Double exposure: new Paris venue to unveil two historic photography collections

Exhibition space will show and sell digital reproductions of images from the archives of the Roger-Viollet agency and France-Soir newspaper

Solita Solano and Djuna Barnes photographed in Paris in 1925 by Maurice-Louis Branger © Maurice-Louis Branger / Roger-Viollet

Solita Solano and Djuna Barnes photographed in Paris in 1925 by Maurice-Louis Branger © Maurice-Louis Branger / Roger-Viollet

A new exhibition venue unlocking two French collections of historical photography is to open later this year on the Left Bank in Paris. After a public call for tenders last year, the City of Paris has awarded the photographic agency NDLR/Groupe Photononstop a five-year renewable contract to show and sell digital reproductions of images from the defunct agency Roger-Viollet and France-Soir, a former daily newspaper that now exists online.

The venue will open in the former Saint-Germain-des-Prés premises of Roger-Viollet, which produced analogue prints by dozens of photographers, including Eugène Atget’s street scenes of late 19th-century Paris that inspired the Surrealists. One widely published photograph by the Neurdein brothers captures the 1900 Exposition Universelle in Paris, with the Eiffel Tower across the river Seine.

The former Roger-Viollet photography agency in the Saint-Germain-des-Prés district of Paris will be converted into an exhibition venue later this year © Jacques Loïc - Photononstop

“Roger-Viollet is a really old-school agency, with hundreds of boxes of prints of photographic works, while France-Soir tells news stories of the 1950s, 1960s and 1970s,” says Gilles Taquet, the co-founder of Photononstop. “We need to preserve Roger-Viollet’s soul and make it a place where regular exhibitions can be organised.”

Roger-Viollet was founded in 1938 by the journalist Hélène Roger-Viollet and her husband Jean Fischer. In 1985, after Fischer killed his wife and was sent to prison, the former French president Jacques Chirac, then the mayor of Paris, took over the agency and its millions of images. The City of Paris, which owns the original prints, launched the tender for a new operator after Roger-Viollet ran into financial troubles, undercut by cheaper image banks.

The Neurdein brothers' view of the 1900 Exposition Universelle in Paris © Neurdein frères / Neurdein / Roger-Viollet

The city council acquired a large part of France-Soir’s photographic holdings in 1987, followed by the rest of the collection in 2012, when the newspaper folded. The original prints from both archives are held at the municipality’s Bibliothèque Historique (historical library) in the Marais.

As part of the five-year deal launching this month, Photononstop plans to hire an architect to turn the Roger-Viollet premises into a venue that will host two exhibitions a year.
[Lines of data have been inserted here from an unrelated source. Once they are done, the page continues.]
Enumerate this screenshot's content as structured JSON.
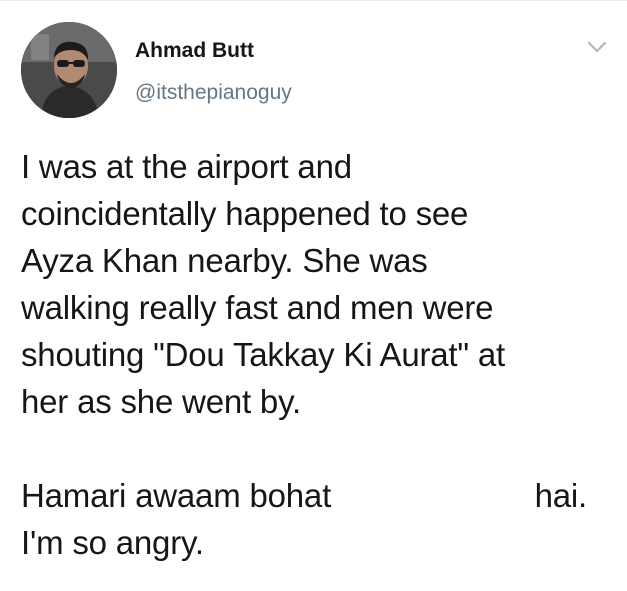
{
  "author": {
    "name": "Ahmad Butt",
    "handle": "@itsthepianoguy",
    "avatar_icon": "profile-photo"
  },
  "menu": {
    "icon": "chevron-down-icon"
  },
  "tweet": {
    "paragraph1": "I was at the airport and\ncoincidentally happened to see\nAyza Khan nearby. She was\nwalking really fast and men were\nshouting \"Dou Takkay Ki Aurat\" at\nher as she went by.",
    "paragraph2_left": "Hamari awaam bohat",
    "paragraph2_right": "hai.",
    "paragraph3": "I'm so angry."
  },
  "colors": {
    "text": "#14171a",
    "secondary": "#657786",
    "border": "#e6ecf0"
  }
}
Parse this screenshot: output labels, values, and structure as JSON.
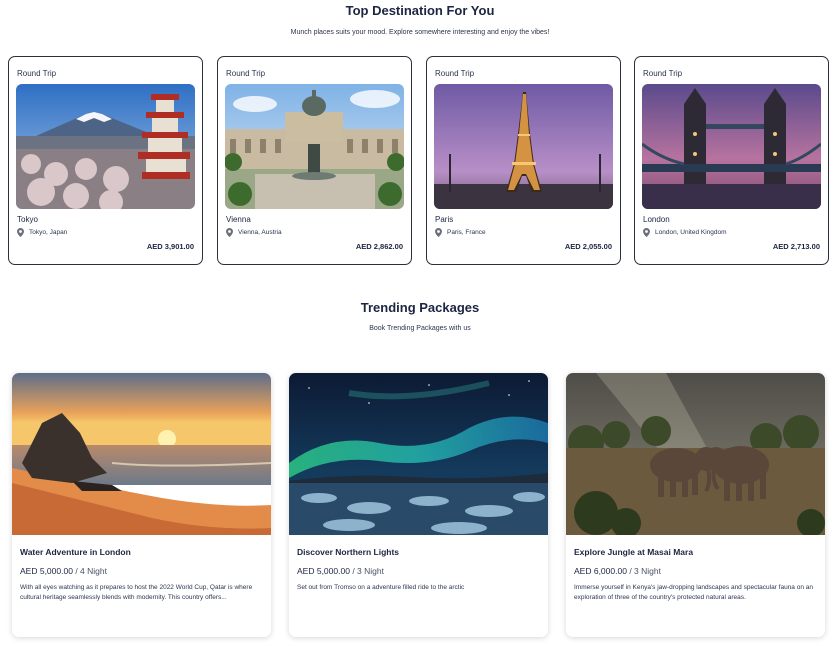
{
  "destinations": {
    "title": "Top Destination For You",
    "subtitle": "Munch places suits your mood. Explore somewhere interesting and enjoy the vibes!",
    "cards": [
      {
        "trip": "Round Trip",
        "city": "Tokyo",
        "location": "Tokyo, Japan",
        "price": "AED 3,901.00",
        "image": "mount-fuji-pagoda"
      },
      {
        "trip": "Round Trip",
        "city": "Vienna",
        "location": "Vienna, Austria",
        "price": "AED 2,862.00",
        "image": "vienna-museum"
      },
      {
        "trip": "Round Trip",
        "city": "Paris",
        "location": "Paris, France",
        "price": "AED 2,055.00",
        "image": "eiffel-tower"
      },
      {
        "trip": "Round Trip",
        "city": "London",
        "location": "London, United Kingdom",
        "price": "AED 2,713.00",
        "image": "tower-bridge"
      }
    ],
    "location_icon": "map-pin-icon"
  },
  "packages": {
    "title": "Trending Packages",
    "subtitle": "Book Trending Packages with us",
    "cards": [
      {
        "name": "Water Adventure in London",
        "price": "AED 5,000.00",
        "nights": "/ 4 Night",
        "description": "With all eyes watching as it prepares to host the 2022 World Cup, Qatar is where cultural heritage seamlessly blends with modernity. This country offers...",
        "image": "beach-sunset"
      },
      {
        "name": "Discover Northern Lights",
        "price": "AED 5,000.00",
        "nights": "/ 3 Night",
        "description": "Set out from Tromso on a adventure filled ride to the arctic",
        "image": "aurora"
      },
      {
        "name": "Explore Jungle at Masai Mara",
        "price": "AED 6,000.00",
        "nights": "/ 3 Night",
        "description": "Immerse yourself in Kenya's jaw-dropping landscapes and spectacular fauna on an exploration of three of the country's protected natural areas.",
        "image": "elephants"
      }
    ]
  }
}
Taquet envisages themed shows supplemented with images from other sources, such as an exhibition about the Olympic Games anticipating the 2024 edition in Paris, as well as workshops and classes about historical photography. Prints from both collections will also be available to buy. “The City of Paris is going to digitise 200,000 photos a year that we can convert into prints,” Taquet says.

The municipality will receive a guaranteed minimum licence fee of €45,000 and a variable royalty of 6.5% of turnover annually. Meanwhile, Photononstop will earn €482,000 a year for its “public service missions” in preserving the two collections and will pay an annual rent of €100,000 for the Roger-Viollet premises.